Unfortunately, I don't have photos or videos of this installation. It was before I got my first smart phone or camera.


Stumbling into Math Art (~2009)


I was sitting around with some friends one night, watching a movie (Moon) and working on a visualization for Gilbreath's conjecture. One of my friends looked over my shoulder and said, "Hey, what's that? Working on some art?" I said it was a visualization of a math problem, and he said "Oh, well it looks like art to me!" I had to think about that one. It hadn't really occurred to me that it could be art. Or that I could make art. But the idea was intriguing. Here is that visualization, showing some properties related to cellular automata.


So, I decided to explore actually trying to make art. The rest is history, now.


Fractal Art - Posters (2009 - 2011)


Over the next few years after college, living in my hometown and working part time, I had a lot of free time, not many responsibilities, a lot of youthful energy, and a lot of curiosity. This was a really prolific period for me, and I spent a lot of time exploring fractal art. My favorite exercise when learning a new programming language was to make a fractal renderer in it -- I made them in java, javascript, perl, ruby, jruby, c++, php -- all sorts of languages. Here is some of my work from this period:




I got many of these made into posters that I sold at festivals and in local shops. This was my first experience with selling art. Here are some of the posters:


"Photomods" and more fractal art (2011 - 2014)


During this period, I began experimenting heavily with making art out of photos, and refined some of my fractal techniques. My tool of choice for working with photos was Microsoft's Paint . NET, because it came with some powerful filters but was still simple enough for use by an amateur. I experimented with close-up photography to remove context and focus more on shapes and textures.

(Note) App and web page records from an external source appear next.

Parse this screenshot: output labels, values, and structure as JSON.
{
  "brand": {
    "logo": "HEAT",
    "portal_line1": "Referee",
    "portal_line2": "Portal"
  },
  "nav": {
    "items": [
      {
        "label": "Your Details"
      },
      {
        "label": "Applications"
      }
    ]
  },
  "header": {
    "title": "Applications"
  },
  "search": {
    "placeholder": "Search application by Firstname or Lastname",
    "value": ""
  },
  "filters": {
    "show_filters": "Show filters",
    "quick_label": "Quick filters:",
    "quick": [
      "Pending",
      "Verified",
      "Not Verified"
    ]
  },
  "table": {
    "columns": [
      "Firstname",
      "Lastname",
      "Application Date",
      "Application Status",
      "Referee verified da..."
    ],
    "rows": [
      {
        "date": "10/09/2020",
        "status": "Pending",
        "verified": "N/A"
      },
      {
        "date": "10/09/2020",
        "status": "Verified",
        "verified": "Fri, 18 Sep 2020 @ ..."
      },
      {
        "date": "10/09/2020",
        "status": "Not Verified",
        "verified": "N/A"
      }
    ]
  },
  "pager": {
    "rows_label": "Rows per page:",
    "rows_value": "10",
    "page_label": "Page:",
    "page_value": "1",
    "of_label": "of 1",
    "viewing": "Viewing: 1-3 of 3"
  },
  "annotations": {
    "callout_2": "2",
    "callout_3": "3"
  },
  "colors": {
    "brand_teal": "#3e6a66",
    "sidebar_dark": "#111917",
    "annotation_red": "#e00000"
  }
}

I called these warped photos "photomods" -- here is a selection of them:




And here are some of my fractal works from this period:




During this time, I also experimented some with evo art, in the form of a Perl program that would output art, look at the art to see if it was good -- and if so, read its own source code into memory, mutate it, and then spawn and run copies of itself. Here are some of those experiments (some of which were touched up a bit in an editor after):




Photography (2014 - 2016)


During this phase, I moved to San Francisco and spent a few years out there. I made a lot less math art and turned my focus to photography.


I did still make a few pieces of math art / photomod:



But most of my focus was on learning to use a Nikon D810:


I haven't uploaded most of my photos to the web, but some more are available at: https://stock.adobe.com/contributor/208193298/ixnayokay


Math Animations (2017 - present)

For the past few years, I've mostly been focused on animated math art. This is harder to post, but several examples are available at cyberart.io (note -- this site is not currently maintained, so its cert has lapsed). More info about some of the animations available there and some other things I've been working on are available at aaronboyarsky.com (again, not currently maintained, so the cert has lapsed).


In Jan/Feb of 2021, I became aware that people were uploading live math art onto the blockchain as NFTs, which was way more interesting to me than breedable cat avatars (sorry, CryptoKitties, you know I love you). I started doing some research on what platforms were available to create these NFTs, and that brought me to Art Blocks. I applied to submit a piece in February, and the result -- "mono no aware" -- is about to launch this month! Very excited to explore this new medium and see how the work is received. In my next blog post, I'll be diving into some details on "mono no aware" -- stay tuned!


Thanks for reading -- Aaron

181 views0 comments

Recent Posts

See All